- **ENTRIES SUPPLIED**:
• • •

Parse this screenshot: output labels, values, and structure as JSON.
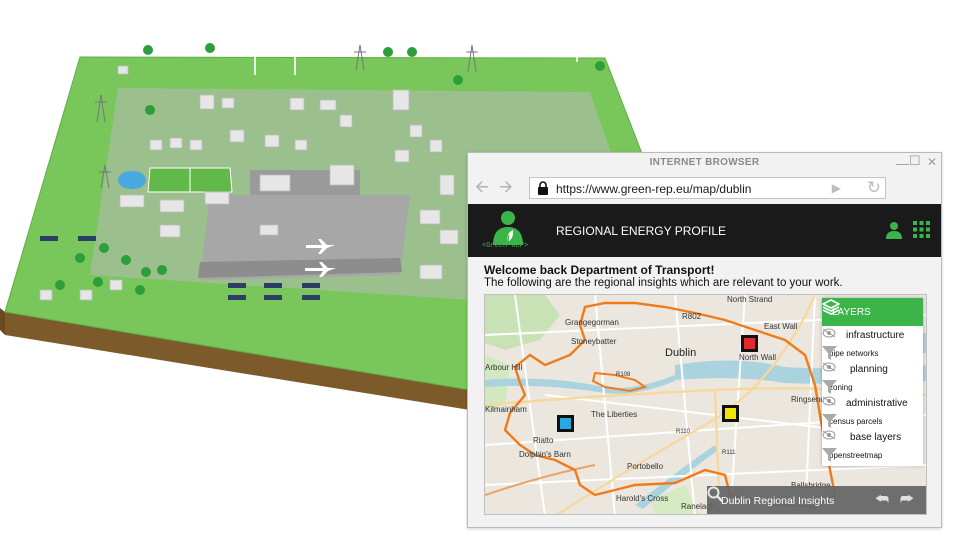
{
  "browser": {
    "window_title": "INTERNET BROWSER",
    "url": "https://www.green-rep.eu/map/dublin",
    "icons": [
      "back-arrow-icon",
      "forward-arrow-icon",
      "lock-icon",
      "go-icon",
      "reload-icon",
      "minimize-icon",
      "maximize-icon",
      "close-icon"
    ]
  },
  "app": {
    "logo_text": "<Green-REP>",
    "title": "REGIONAL ENERGY PROFILE",
    "accent_color": "#3bb54a",
    "header_color": "#1a1a1a",
    "icons": [
      "user-icon",
      "apps-grid-icon"
    ]
  },
  "page": {
    "welcome": "Welcome back Department of Transport!",
    "subtitle": "The following are the regional insights which are relevant to your work."
  },
  "map": {
    "labels": {
      "north_strand": "North Strand",
      "grangegorman": "Grangegorman",
      "r802": "R802",
      "east_wall": "East Wall",
      "stoneybatter": "Stoneybatter",
      "dublin": "Dublin",
      "north_wall": "North Wall",
      "arbour_hill": "Arbour Hill",
      "r108": "R108",
      "ringsend": "Ringsend",
      "kilmainham": "Kilmainham",
      "the_liberties": "The Liberties",
      "r110": "R110",
      "rialto": "Rialto",
      "dolphins_barn": "Dolphin's Barn",
      "r111": "R111",
      "portobello": "Portobello",
      "ballsbridge": "Ballsbridge",
      "harolds_cross": "Harold's Cross",
      "ranelagh": "Ranelagh"
    },
    "markers": [
      {
        "color": "#e8262b"
      },
      {
        "color": "#f2e600"
      },
      {
        "color": "#29a9e1"
      }
    ],
    "layers_panel": {
      "title": "LAYERS",
      "groups": [
        {
          "name": "infrastructure",
          "sub": "pipe networks"
        },
        {
          "name": "planning",
          "sub": "zoning"
        },
        {
          "name": "administrative",
          "sub": "census parcels"
        },
        {
          "name": "base layers",
          "sub": "openstreetmap"
        }
      ]
    },
    "insights_bar": {
      "label": "Dublin Regional Insights",
      "icons": [
        "search-icon",
        "undo-icon",
        "redo-icon"
      ]
    }
  }
}
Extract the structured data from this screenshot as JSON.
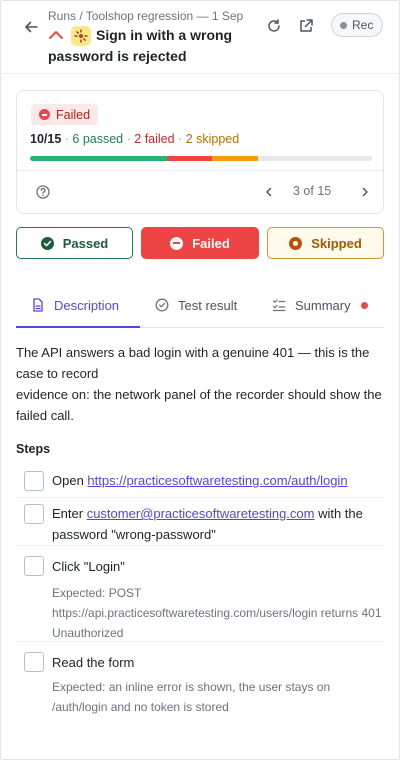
{
  "header": {
    "breadcrumb": "Runs / Toolshop regression — 1 Sep",
    "title": "Sign in with a wrong password is rejected",
    "record_label": "Rec"
  },
  "summary": {
    "status_badge": "Failed",
    "total": "10/15",
    "passed_label": "6 passed",
    "failed_label": "2 failed",
    "skipped_label": "2 skipped",
    "passed": 6,
    "failed": 2,
    "skipped": 2,
    "count": 15,
    "pager": "3 of 15"
  },
  "status_buttons": {
    "passed": "Passed",
    "failed": "Failed",
    "skipped": "Skipped"
  },
  "tabs": [
    {
      "label": "Description"
    },
    {
      "label": "Test result"
    },
    {
      "label": "Summary"
    }
  ],
  "description": {
    "line1": "The API answers a bad login with a genuine 401 — this is the case to record",
    "line2": "evidence on: the network panel of the recorder should show the failed call."
  },
  "steps": {
    "title": "Steps",
    "items": [
      {
        "prefix": "Open ",
        "link": "https://practicesoftwaretesting.com/auth/login"
      },
      {
        "prefix": "Enter ",
        "link": "customer@practicesoftwaretesting.com",
        "suffix": " with the password \"wrong-password\""
      },
      {
        "text": "Click \"Login\"",
        "expected": "Expected: POST https://api.practicesoftwaretesting.com/users/login returns 401 Unauthorized"
      },
      {
        "text": "Read the form",
        "expected": "Expected: an inline error is shown, the user stays on /auth/login and no token is stored"
      }
    ]
  },
  "colors": {
    "accent": "#4f46e5",
    "passed": "#22b573",
    "failed": "#ef4444",
    "skipped": "#f59e0b"
  }
}
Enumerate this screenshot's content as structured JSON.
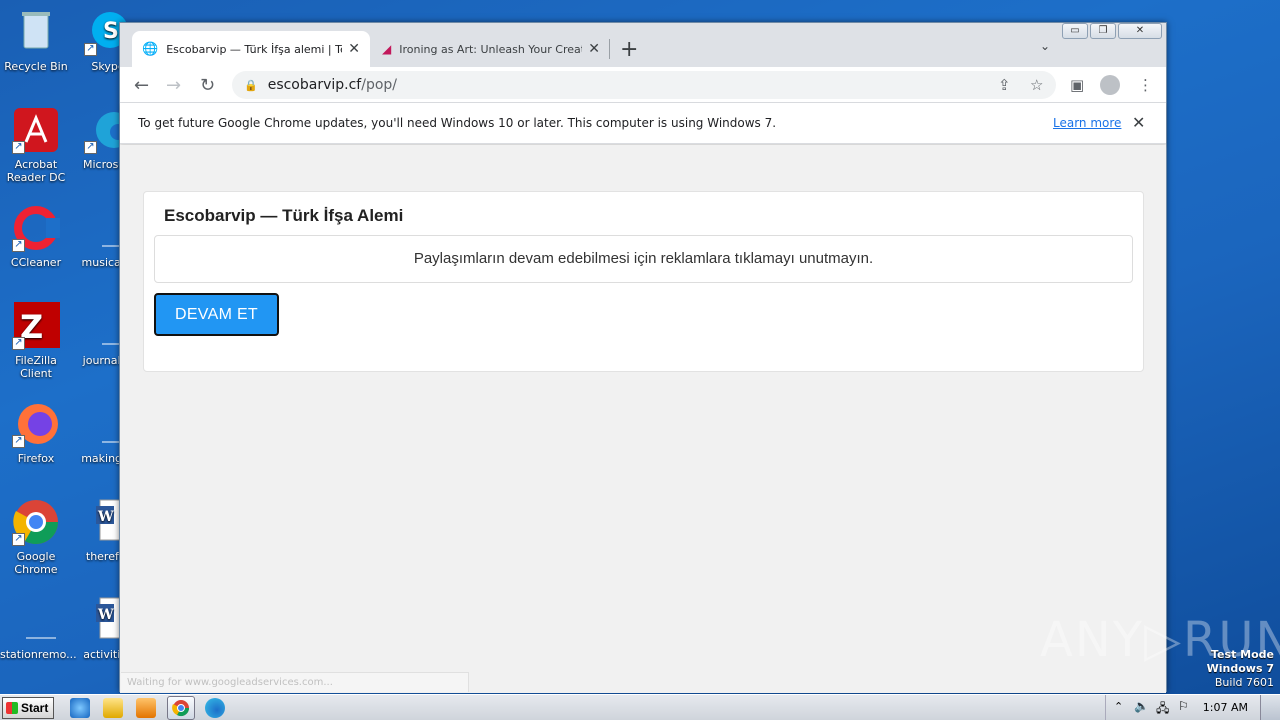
{
  "desktop": {
    "icons": [
      {
        "label": "Recycle Bin"
      },
      {
        "label": "Skype"
      },
      {
        "label": "Acrobat Reader DC"
      },
      {
        "label": "Microsoft"
      },
      {
        "label": "CCleaner"
      },
      {
        "label": "musicalfo"
      },
      {
        "label": "FileZilla Client"
      },
      {
        "label": "journalco"
      },
      {
        "label": "Firefox"
      },
      {
        "label": "makingac"
      },
      {
        "label": "Google Chrome"
      },
      {
        "label": "therefor"
      },
      {
        "label": "stationremo..."
      },
      {
        "label": "activities"
      }
    ]
  },
  "browser": {
    "tabs": [
      {
        "title": "Escobarvip — Türk İfşa alemi | Telegr",
        "active": true
      },
      {
        "title": "Ironing as Art: Unleash Your Creativ",
        "active": false
      }
    ],
    "new_tab": "+",
    "window_buttons": {
      "minimize": "▭",
      "restore": "❐",
      "close": "✕"
    },
    "address": {
      "host": "escobarvip.cf",
      "path": "/pop/"
    },
    "infobar": {
      "message": "To get future Google Chrome updates, you'll need Windows 10 or later. This computer is using Windows 7.",
      "link": "Learn more"
    },
    "status_text": "Waiting for www.googleadservices.com..."
  },
  "page": {
    "title": "Escobarvip — Türk İfşa Alemi",
    "notice": "Paylaşımların devam edebilmesi için reklamlara tıklamayı unutmayın.",
    "button": "DEVAM ET"
  },
  "watermark": {
    "brand": "ANY▷RUN"
  },
  "os": {
    "test_mode": "Test Mode",
    "version": "Windows 7",
    "build": "Build 7601",
    "start_label": "Start",
    "clock": "1:07 AM"
  }
}
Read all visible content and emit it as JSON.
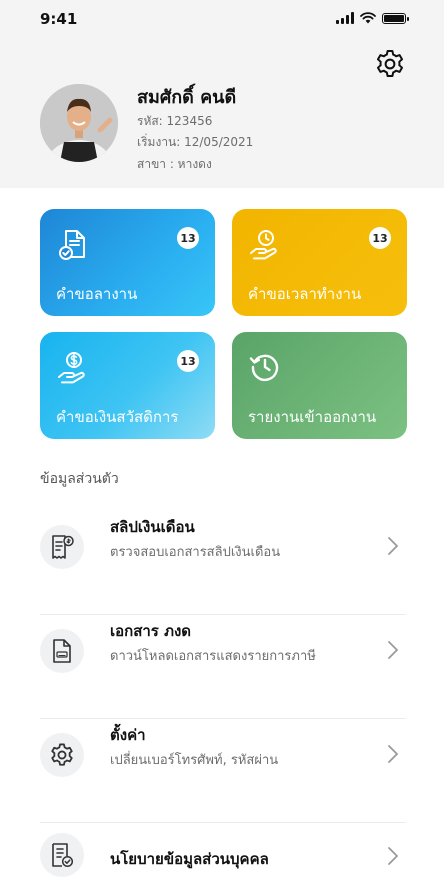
{
  "status_bar": {
    "time": "9:41"
  },
  "profile": {
    "name": "สมศักดิ์ คนดี",
    "code": "รหัส: 123456",
    "start_date": "เริ่มงาน: 12/05/2021",
    "branch": "สาขา : หางดง"
  },
  "cards": [
    {
      "label": "คำขอลางาน",
      "badge": "13",
      "icon": "leave-document-icon",
      "color": "#1e86d6"
    },
    {
      "label": "คำขอเวลาทำงาน",
      "badge": "13",
      "icon": "time-request-icon",
      "color": "#f2b500"
    },
    {
      "label": "คำขอเงินสวัสดิการ",
      "badge": "13",
      "icon": "money-hand-icon",
      "color": "#18b3ef"
    },
    {
      "label": "รายงานเข้าออกงาน",
      "icon": "history-clock-icon",
      "color": "#5aa468"
    }
  ],
  "section": {
    "title": "ข้อมูลส่วนตัว"
  },
  "menu": [
    {
      "title": "สลิปเงินเดือน",
      "subtitle": "ตรวจสอบเอกสารสลิปเงินเดือน",
      "icon": "payslip-icon"
    },
    {
      "title": "เอกสาร ภงด",
      "subtitle": "ดาวน์โหลดเอกสารแสดงรายการภาษี",
      "icon": "tax-document-icon"
    },
    {
      "title": "ตั้งค่า",
      "subtitle": "เปลี่ยนเบอร์โทรศัพท์, รหัสผ่าน",
      "icon": "gear-icon"
    },
    {
      "title": "นโยบายข้อมูลส่วนบุคคล",
      "subtitle": "",
      "icon": "policy-document-icon"
    }
  ]
}
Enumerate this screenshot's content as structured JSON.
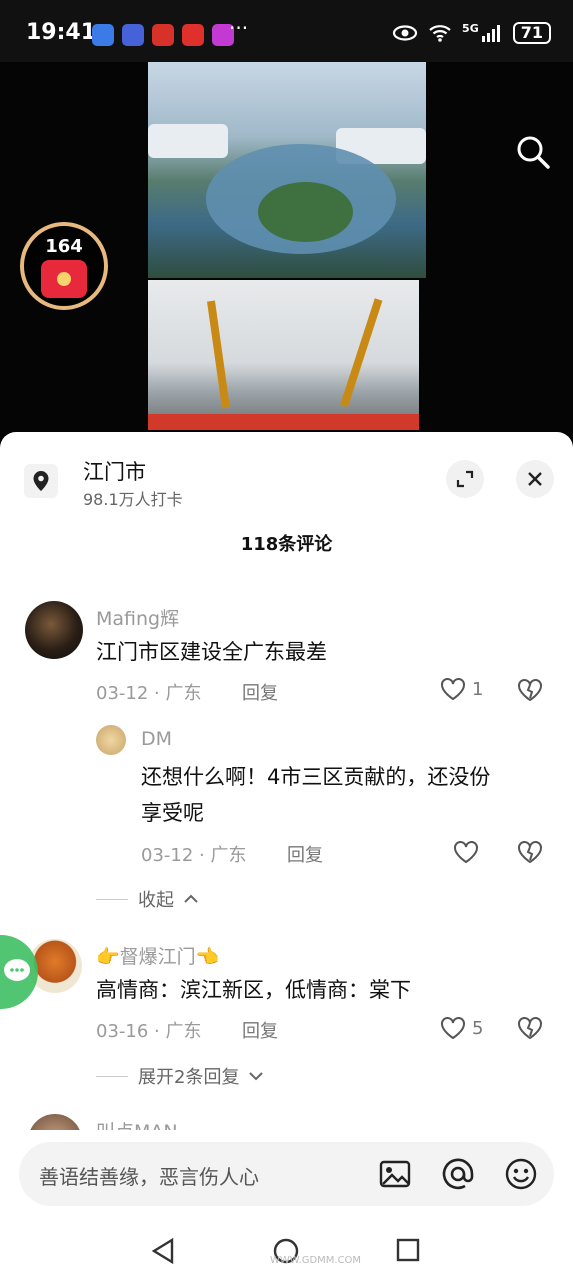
{
  "status_bar": {
    "time": "19:41",
    "more": "···",
    "network": "5G",
    "battery": "71",
    "app_icon_colors": [
      "#3b7be8",
      "#4562d8",
      "#d6322a",
      "#e0302c",
      "#c23ad1"
    ]
  },
  "video": {
    "redpacket_count": "164",
    "search_icon": "search-icon"
  },
  "location": {
    "name": "江门市",
    "checkins": "98.1万人打卡"
  },
  "comments_header": "118条评论",
  "comments": [
    {
      "user": "Mafing辉",
      "text": "江门市区建设全广东最差",
      "date": "03-12 · 广东",
      "reply": "回复",
      "likes": "1"
    },
    {
      "user": "DM",
      "text_line1": "还想什么啊！4市三区贡献的，还没份",
      "text_line2": "享受呢",
      "date": "03-12 · 广东",
      "reply": "回复"
    },
    {
      "user": "👉督爆江门👈",
      "text": "高情商：滨江新区，低情商：棠下",
      "date": "03-16 · 广东",
      "reply": "回复",
      "likes": "5"
    },
    {
      "user": "叫点MAN"
    }
  ],
  "collapse_label": "收起",
  "expand_label": "展开2条回复",
  "input": {
    "placeholder": "善语结善缘，恶言伤人心"
  },
  "watermark": "WWW.GDMM.COM"
}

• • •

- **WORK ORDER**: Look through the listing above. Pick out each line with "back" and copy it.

- **RESPONSE TO THIS EXERCISE**:
      "back-arrow-icon",
    "welcome": "Welcome back Department of Transport!",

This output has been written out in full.